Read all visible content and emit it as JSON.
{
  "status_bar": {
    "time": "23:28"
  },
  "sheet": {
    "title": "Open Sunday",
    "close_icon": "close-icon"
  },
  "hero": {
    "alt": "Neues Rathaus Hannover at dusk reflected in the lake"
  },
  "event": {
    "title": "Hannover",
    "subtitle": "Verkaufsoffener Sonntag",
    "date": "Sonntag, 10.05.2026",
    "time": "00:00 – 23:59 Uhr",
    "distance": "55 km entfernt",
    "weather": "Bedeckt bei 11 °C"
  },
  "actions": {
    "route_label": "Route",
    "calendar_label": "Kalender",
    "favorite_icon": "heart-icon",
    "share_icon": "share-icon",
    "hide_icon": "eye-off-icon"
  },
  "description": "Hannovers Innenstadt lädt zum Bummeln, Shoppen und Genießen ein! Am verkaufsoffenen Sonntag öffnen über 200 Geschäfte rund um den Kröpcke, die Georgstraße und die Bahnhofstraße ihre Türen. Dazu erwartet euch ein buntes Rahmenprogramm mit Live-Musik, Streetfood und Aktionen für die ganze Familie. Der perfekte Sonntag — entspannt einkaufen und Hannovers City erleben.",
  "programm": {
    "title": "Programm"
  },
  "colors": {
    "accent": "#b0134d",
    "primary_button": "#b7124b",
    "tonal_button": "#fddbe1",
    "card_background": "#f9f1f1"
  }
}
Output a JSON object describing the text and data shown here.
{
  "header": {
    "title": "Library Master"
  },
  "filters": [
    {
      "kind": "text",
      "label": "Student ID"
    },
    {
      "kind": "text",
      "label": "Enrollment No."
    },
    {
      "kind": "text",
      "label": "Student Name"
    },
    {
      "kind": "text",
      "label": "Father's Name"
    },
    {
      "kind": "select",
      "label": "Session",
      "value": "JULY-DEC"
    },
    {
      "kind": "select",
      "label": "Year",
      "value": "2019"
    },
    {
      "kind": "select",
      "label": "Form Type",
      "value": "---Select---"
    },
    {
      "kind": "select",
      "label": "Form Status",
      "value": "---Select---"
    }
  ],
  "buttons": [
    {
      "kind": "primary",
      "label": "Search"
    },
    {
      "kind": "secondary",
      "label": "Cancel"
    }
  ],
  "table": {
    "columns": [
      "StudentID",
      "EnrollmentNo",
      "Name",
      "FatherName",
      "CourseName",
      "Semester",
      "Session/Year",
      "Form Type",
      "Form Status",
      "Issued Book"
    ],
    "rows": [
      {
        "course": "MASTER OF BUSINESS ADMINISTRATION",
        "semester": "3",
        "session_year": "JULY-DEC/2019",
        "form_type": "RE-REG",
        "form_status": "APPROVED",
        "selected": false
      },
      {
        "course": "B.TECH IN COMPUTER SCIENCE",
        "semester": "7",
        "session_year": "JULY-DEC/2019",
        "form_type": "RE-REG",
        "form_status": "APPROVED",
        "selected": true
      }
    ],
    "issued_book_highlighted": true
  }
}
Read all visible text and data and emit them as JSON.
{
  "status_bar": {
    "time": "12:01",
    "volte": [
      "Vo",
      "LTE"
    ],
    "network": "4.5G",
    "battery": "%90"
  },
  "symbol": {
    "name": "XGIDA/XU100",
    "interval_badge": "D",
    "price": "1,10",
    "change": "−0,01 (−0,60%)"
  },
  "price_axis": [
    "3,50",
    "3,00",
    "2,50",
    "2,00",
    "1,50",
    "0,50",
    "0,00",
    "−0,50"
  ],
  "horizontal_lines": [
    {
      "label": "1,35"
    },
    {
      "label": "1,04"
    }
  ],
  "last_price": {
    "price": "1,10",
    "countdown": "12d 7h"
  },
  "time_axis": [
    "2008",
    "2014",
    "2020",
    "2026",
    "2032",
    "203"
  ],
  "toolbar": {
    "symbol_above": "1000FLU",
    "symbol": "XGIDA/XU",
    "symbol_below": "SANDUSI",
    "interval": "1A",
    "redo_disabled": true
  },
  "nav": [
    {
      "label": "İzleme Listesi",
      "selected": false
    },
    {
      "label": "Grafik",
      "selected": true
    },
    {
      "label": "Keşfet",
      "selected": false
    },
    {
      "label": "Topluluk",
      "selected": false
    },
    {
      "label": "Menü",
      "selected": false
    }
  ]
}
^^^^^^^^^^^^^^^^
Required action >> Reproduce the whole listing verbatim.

Exercise response >>
Read all visible content and emit it as JSON.
{
  "status_bar": {
    "time": "23:28"
  },
  "sheet": {
    "title": "Open Sunday",
    "close_icon": "close-icon"
  },
  "hero": {
    "alt": "Neues Rathaus Hannover at dusk reflected in the lake"
  },
  "event": {
    "title": "Hannover",
    "subtitle": "Verkaufsoffener Sonntag",
    "date": "Sonntag, 10.05.2026",
    "time": "00:00 – 23:59 Uhr",
    "distance": "55 km entfernt",
    "weather": "Bedeckt bei 11 °C"
  },
  "actions": {
    "route_label": "Route",
    "calendar_label": "Kalender",
    "favorite_icon": "heart-icon",
    "share_icon": "share-icon",
    "hide_icon": "eye-off-icon"
  },
  "description": "Hannovers Innenstadt lädt zum Bummeln, Shoppen und Genießen ein! Am verkaufsoffenen Sonntag öffnen über 200 Geschäfte rund um den Kröpcke, die Georgstraße und die Bahnhofstraße ihre Türen. Dazu erwartet euch ein buntes Rahmenprogramm mit Live-Musik, Streetfood und Aktionen für die ganze Familie. Der perfekte Sonntag — entspannt einkaufen und Hannovers City erleben.",
  "programm": {
    "title": "Programm"
  },
  "colors": {
    "accent": "#b0134d",
    "primary_button": "#b7124b",
    "tonal_button": "#fddbe1",
    "card_background": "#f9f1f1"
  }
}
Output a JSON object describing the text and data shown here.
{
  "header": {
    "title": "Library Master"
  },
  "filters": [
    {
      "kind": "text",
      "label": "Student ID"
    },
    {
      "kind": "text",
      "label": "Enrollment No."
    },
    {
      "kind": "text",
      "label": "Student Name"
    },
    {
      "kind": "text",
      "label": "Father's Name"
    },
    {
      "kind": "select",
      "label": "Session",
      "value": "JULY-DEC"
    },
    {
      "kind": "select",
      "label": "Year",
      "value": "2019"
    },
    {
      "kind": "select",
      "label": "Form Type",
      "value": "---Select---"
    },
    {
      "kind": "select",
      "label": "Form Status",
      "value": "---Select---"
    }
  ],
  "buttons": [
    {
      "kind": "primary",
      "label": "Search"
    },
    {
      "kind": "secondary",
      "label": "Cancel"
    }
  ],
  "table": {
    "columns": [
      "StudentID",
      "EnrollmentNo",
      "Name",
      "FatherName",
      "CourseName",
      "Semester",
      "Session/Year",
      "Form Type",
      "Form Status",
      "Issued Book"
    ],
    "rows": [
      {
        "course": "MASTER OF BUSINESS ADMINISTRATION",
        "semester": "3",
        "session_year": "JULY-DEC/2019",
        "form_type": "RE-REG",
        "form_status": "APPROVED",
        "selected": false
      },
      {
        "course": "B.TECH IN COMPUTER SCIENCE",
        "semester": "7",
        "session_year": "JULY-DEC/2019",
        "form_type": "RE-REG",
        "form_status": "APPROVED",
        "selected": true
      }
    ],
    "issued_book_highlighted": true
  }
}
Read all visible text and data and emit them as JSON.
{
  "status_bar": {
    "time": "12:01",
    "volte": [
      "Vo",
      "LTE"
    ],
    "network": "4.5G",
    "battery": "%90"
  },
  "symbol": {
    "name": "XGIDA/XU100",
    "interval_badge": "D",
    "price": "1,10",
    "change": "−0,01 (−0,60%)"
  },
  "price_axis": [
    "3,50",
    "3,00",
    "2,50",
    "2,00",
    "1,50",
    "0,50",
    "0,00",
    "−0,50"
  ],
  "horizontal_lines": [
    {
      "label": "1,35"
    },
    {
      "label": "1,04"
    }
  ],
  "last_price": {
    "price": "1,10",
    "countdown": "12d 7h"
  },
  "time_axis": [
    "2008",
    "2014",
    "2020",
    "2026",
    "2032",
    "203"
  ],
  "toolbar": {
    "symbol_above": "1000FLU",
    "symbol": "XGIDA/XU",
    "symbol_below": "SANDUSI",
    "interval": "1A",
    "redo_disabled": true
  },
  "nav": [
    {
      "label": "İzleme Listesi",
      "selected": false
    },
    {
      "label": "Grafik",
      "selected": true
    },
    {
      "label": "Keşfet",
      "selected": false
    },
    {
      "label": "Topluluk",
      "selected": false
    },
    {
      "label": "Menü",
      "selected": false
    }
  ]
}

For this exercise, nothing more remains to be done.